-- WHAT THE EXERCISE ASKS --
Each entry below should be retyped exactly as given.

-- EXERCISE DATA --
╭──

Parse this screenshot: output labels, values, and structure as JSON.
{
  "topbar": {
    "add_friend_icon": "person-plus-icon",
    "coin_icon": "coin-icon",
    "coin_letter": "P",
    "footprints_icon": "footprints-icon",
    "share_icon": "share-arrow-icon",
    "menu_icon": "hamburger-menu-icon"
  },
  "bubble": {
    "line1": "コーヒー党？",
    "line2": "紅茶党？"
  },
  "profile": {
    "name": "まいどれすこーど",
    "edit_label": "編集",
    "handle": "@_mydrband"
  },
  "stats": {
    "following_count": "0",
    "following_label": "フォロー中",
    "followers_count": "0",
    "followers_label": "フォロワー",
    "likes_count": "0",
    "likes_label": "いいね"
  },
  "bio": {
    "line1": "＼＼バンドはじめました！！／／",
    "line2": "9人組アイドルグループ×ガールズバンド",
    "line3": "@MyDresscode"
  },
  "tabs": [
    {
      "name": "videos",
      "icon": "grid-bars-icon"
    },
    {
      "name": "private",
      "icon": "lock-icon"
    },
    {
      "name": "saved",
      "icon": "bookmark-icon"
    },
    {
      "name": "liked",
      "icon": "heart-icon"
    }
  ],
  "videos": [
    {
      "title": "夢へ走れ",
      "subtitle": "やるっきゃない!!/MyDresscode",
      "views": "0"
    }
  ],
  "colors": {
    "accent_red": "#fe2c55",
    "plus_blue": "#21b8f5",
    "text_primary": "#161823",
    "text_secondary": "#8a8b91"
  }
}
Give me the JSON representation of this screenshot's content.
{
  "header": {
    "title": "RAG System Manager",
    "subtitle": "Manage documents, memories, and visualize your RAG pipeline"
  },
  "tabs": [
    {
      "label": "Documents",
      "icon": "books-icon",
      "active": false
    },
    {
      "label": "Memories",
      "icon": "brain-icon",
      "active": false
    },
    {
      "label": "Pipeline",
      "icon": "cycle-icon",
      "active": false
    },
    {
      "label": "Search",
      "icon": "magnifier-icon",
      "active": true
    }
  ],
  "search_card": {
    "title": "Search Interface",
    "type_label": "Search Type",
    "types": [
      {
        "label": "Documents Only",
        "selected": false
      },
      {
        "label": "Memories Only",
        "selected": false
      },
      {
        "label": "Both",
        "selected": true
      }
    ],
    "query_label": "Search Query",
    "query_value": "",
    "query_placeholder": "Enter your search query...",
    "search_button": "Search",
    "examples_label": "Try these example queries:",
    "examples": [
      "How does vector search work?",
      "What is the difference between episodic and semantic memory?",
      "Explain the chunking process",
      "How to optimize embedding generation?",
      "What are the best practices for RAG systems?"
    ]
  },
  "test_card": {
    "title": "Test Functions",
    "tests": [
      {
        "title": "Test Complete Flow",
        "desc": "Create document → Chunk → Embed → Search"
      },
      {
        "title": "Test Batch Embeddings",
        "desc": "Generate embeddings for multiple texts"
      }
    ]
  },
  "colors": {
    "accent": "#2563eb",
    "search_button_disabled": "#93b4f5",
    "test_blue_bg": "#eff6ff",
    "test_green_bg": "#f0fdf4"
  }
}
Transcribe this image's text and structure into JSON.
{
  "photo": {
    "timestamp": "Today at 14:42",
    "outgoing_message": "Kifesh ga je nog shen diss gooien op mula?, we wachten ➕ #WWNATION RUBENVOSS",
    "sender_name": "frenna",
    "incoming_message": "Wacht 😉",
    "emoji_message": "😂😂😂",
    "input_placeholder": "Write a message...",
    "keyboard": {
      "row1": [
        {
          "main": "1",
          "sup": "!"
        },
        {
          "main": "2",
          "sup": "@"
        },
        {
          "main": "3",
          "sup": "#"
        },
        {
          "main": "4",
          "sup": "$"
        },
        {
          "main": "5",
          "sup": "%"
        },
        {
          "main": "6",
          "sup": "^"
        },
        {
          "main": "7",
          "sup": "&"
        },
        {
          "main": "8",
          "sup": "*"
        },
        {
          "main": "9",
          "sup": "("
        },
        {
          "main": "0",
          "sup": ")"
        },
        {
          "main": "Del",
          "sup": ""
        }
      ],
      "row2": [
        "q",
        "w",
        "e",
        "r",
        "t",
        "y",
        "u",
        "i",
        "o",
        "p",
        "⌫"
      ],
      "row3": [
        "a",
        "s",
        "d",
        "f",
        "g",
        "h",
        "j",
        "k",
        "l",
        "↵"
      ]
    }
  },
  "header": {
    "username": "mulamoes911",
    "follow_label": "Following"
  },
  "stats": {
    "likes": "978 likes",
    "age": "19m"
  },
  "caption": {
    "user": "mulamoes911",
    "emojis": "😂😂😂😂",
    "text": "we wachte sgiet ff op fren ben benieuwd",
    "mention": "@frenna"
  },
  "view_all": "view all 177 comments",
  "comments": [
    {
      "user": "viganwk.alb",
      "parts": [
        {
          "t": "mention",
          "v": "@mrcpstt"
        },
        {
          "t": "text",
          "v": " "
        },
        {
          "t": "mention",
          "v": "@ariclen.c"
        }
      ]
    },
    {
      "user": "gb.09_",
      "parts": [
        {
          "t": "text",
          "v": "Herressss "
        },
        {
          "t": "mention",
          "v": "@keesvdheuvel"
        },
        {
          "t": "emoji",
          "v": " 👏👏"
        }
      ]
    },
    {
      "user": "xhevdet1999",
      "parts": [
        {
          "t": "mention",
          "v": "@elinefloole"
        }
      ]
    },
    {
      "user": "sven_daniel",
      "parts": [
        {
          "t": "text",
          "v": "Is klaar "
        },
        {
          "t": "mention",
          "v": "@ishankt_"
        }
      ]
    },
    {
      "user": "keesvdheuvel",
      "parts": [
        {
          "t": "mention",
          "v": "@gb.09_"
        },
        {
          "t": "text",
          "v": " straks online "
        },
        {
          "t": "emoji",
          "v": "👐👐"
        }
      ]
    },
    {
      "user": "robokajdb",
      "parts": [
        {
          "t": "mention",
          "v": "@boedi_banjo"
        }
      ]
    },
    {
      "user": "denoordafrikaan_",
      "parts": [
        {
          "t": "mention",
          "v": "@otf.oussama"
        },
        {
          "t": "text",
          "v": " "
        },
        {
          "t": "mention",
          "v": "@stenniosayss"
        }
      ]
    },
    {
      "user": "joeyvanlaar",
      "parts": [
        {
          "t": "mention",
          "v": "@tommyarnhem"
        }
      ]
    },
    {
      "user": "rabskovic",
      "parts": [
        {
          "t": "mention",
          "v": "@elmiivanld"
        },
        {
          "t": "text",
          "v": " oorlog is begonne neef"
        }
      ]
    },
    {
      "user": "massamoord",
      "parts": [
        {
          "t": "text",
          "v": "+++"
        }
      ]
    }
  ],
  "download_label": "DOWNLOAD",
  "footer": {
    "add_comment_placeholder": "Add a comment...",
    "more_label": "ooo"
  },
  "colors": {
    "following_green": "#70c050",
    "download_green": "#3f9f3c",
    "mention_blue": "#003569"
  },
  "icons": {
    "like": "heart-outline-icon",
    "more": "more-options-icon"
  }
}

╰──

-- TASK ANSWER --
Parse this screenshot: output labels, values, and structure as JSON.
{
  "topbar": {
    "add_friend_icon": "person-plus-icon",
    "coin_icon": "coin-icon",
    "coin_letter": "P",
    "footprints_icon": "footprints-icon",
    "share_icon": "share-arrow-icon",
    "menu_icon": "hamburger-menu-icon"
  },
  "bubble": {
    "line1": "コーヒー党？",
    "line2": "紅茶党？"
  },
  "profile": {
    "name": "まいどれすこーど",
    "edit_label": "編集",
    "handle": "@_mydrband"
  },
  "stats": {
    "following_count": "0",
    "following_label": "フォロー中",
    "followers_count": "0",
    "followers_label": "フォロワー",
    "likes_count": "0",
    "likes_label": "いいね"
  },
  "bio": {
    "line1": "＼＼バンドはじめました！！／／",
    "line2": "9人組アイドルグループ×ガールズバンド",
    "line3": "@MyDresscode"
  },
  "tabs": [
    {
      "name": "videos",
      "icon": "grid-bars-icon"
    },
    {
      "name": "private",
      "icon": "lock-icon"
    },
    {
      "name": "saved",
      "icon": "bookmark-icon"
    },
    {
      "name": "liked",
      "icon": "heart-icon"
    }
  ],
  "videos": [
    {
      "title": "夢へ走れ",
      "subtitle": "やるっきゃない!!/MyDresscode",
      "views": "0"
    }
  ],
  "colors": {
    "accent_red": "#fe2c55",
    "plus_blue": "#21b8f5",
    "text_primary": "#161823",
    "text_secondary": "#8a8b91"
  }
}
Give me the JSON representation of this screenshot's content.
{
  "header": {
    "title": "RAG System Manager",
    "subtitle": "Manage documents, memories, and visualize your RAG pipeline"
  },
  "tabs": [
    {
      "label": "Documents",
      "icon": "books-icon",
      "active": false
    },
    {
      "label": "Memories",
      "icon": "brain-icon",
      "active": false
    },
    {
      "label": "Pipeline",
      "icon": "cycle-icon",
      "active": false
    },
    {
      "label": "Search",
      "icon": "magnifier-icon",
      "active": true
    }
  ],
  "search_card": {
    "title": "Search Interface",
    "type_label": "Search Type",
    "types": [
      {
        "label": "Documents Only",
        "selected": false
      },
      {
        "label": "Memories Only",
        "selected": false
      },
      {
        "label": "Both",
        "selected": true
      }
    ],
    "query_label": "Search Query",
    "query_value": "",
    "query_placeholder": "Enter your search query...",
    "search_button": "Search",
    "examples_label": "Try these example queries:",
    "examples": [
      "How does vector search work?",
      "What is the difference between episodic and semantic memory?",
      "Explain the chunking process",
      "How to optimize embedding generation?",
      "What are the best practices for RAG systems?"
    ]
  },
  "test_card": {
    "title": "Test Functions",
    "tests": [
      {
        "title": "Test Complete Flow",
        "desc": "Create document → Chunk → Embed → Search"
      },
      {
        "title": "Test Batch Embeddings",
        "desc": "Generate embeddings for multiple texts"
      }
    ]
  },
  "colors": {
    "accent": "#2563eb",
    "search_button_disabled": "#93b4f5",
    "test_blue_bg": "#eff6ff",
    "test_green_bg": "#f0fdf4"
  }
}
Transcribe this image's text and structure into JSON.
{
  "photo": {
    "timestamp": "Today at 14:42",
    "outgoing_message": "Kifesh ga je nog shen diss gooien op mula?, we wachten ➕ #WWNATION RUBENVOSS",
    "sender_name": "frenna",
    "incoming_message": "Wacht 😉",
    "emoji_message": "😂😂😂",
    "input_placeholder": "Write a message...",
    "keyboard": {
      "row1": [
        {
          "main": "1",
          "sup": "!"
        },
        {
          "main": "2",
          "sup": "@"
        },
        {
          "main": "3",
          "sup": "#"
        },
        {
          "main": "4",
          "sup": "$"
        },
        {
          "main": "5",
          "sup": "%"
        },
        {
          "main": "6",
          "sup": "^"
        },
        {
          "main": "7",
          "sup": "&"
        },
        {
          "main": "8",
          "sup": "*"
        },
        {
          "main": "9",
          "sup": "("
        },
        {
          "main": "0",
          "sup": ")"
        },
        {
          "main": "Del",
          "sup": ""
        }
      ],
      "row2": [
        "q",
        "w",
        "e",
        "r",
        "t",
        "y",
        "u",
        "i",
        "o",
        "p",
        "⌫"
      ],
      "row3": [
        "a",
        "s",
        "d",
        "f",
        "g",
        "h",
        "j",
        "k",
        "l",
        "↵"
      ]
    }
  },
  "header": {
    "username": "mulamoes911",
    "follow_label": "Following"
  },
  "stats": {
    "likes": "978 likes",
    "age": "19m"
  },
  "caption": {
    "user": "mulamoes911",
    "emojis": "😂😂😂😂",
    "text": "we wachte sgiet ff op fren ben benieuwd",
    "mention": "@frenna"
  },
  "view_all": "view all 177 comments",
  "comments": [
    {
      "user": "viganwk.alb",
      "parts": [
        {
          "t": "mention",
          "v": "@mrcpstt"
        },
        {
          "t": "text",
          "v": " "
        },
        {
          "t": "mention",
          "v": "@ariclen.c"
        }
      ]
    },
    {
      "user": "gb.09_",
      "parts": [
        {
          "t": "text",
          "v": "Herressss "
        },
        {
          "t": "mention",
          "v": "@keesvdheuvel"
        },
        {
          "t": "emoji",
          "v": " 👏👏"
        }
      ]
    },
    {
      "user": "xhevdet1999",
      "parts": [
        {
          "t": "mention",
          "v": "@elinefloole"
        }
      ]
    },
    {
      "user": "sven_daniel",
      "parts": [
        {
          "t": "text",
          "v": "Is klaar "
        },
        {
          "t": "mention",
          "v": "@ishankt_"
        }
      ]
    },
    {
      "user": "keesvdheuvel",
      "parts": [
        {
          "t": "mention",
          "v": "@gb.09_"
        },
        {
          "t": "text",
          "v": " straks online "
        },
        {
          "t": "emoji",
          "v": "👐👐"
        }
      ]
    },
    {
      "user": "robokajdb",
      "parts": [
        {
          "t": "mention",
          "v": "@boedi_banjo"
        }
      ]
    },
    {
      "user": "denoordafrikaan_",
      "parts": [
        {
          "t": "mention",
          "v": "@otf.oussama"
        },
        {
          "t": "text",
          "v": " "
        },
        {
          "t": "mention",
          "v": "@stenniosayss"
        }
      ]
    },
    {
      "user": "joeyvanlaar",
      "parts": [
        {
          "t": "mention",
          "v": "@tommyarnhem"
        }
      ]
    },
    {
      "user": "rabskovic",
      "parts": [
        {
          "t": "mention",
          "v": "@elmiivanld"
        },
        {
          "t": "text",
          "v": " oorlog is begonne neef"
        }
      ]
    },
    {
      "user": "massamoord",
      "parts": [
        {
          "t": "text",
          "v": "+++"
        }
      ]
    }
  ],
  "download_label": "DOWNLOAD",
  "footer": {
    "add_comment_placeholder": "Add a comment...",
    "more_label": "ooo"
  },
  "colors": {
    "following_green": "#70c050",
    "download_green": "#3f9f3c",
    "mention_blue": "#003569"
  },
  "icons": {
    "like": "heart-outline-icon",
    "more": "more-options-icon"
  }
}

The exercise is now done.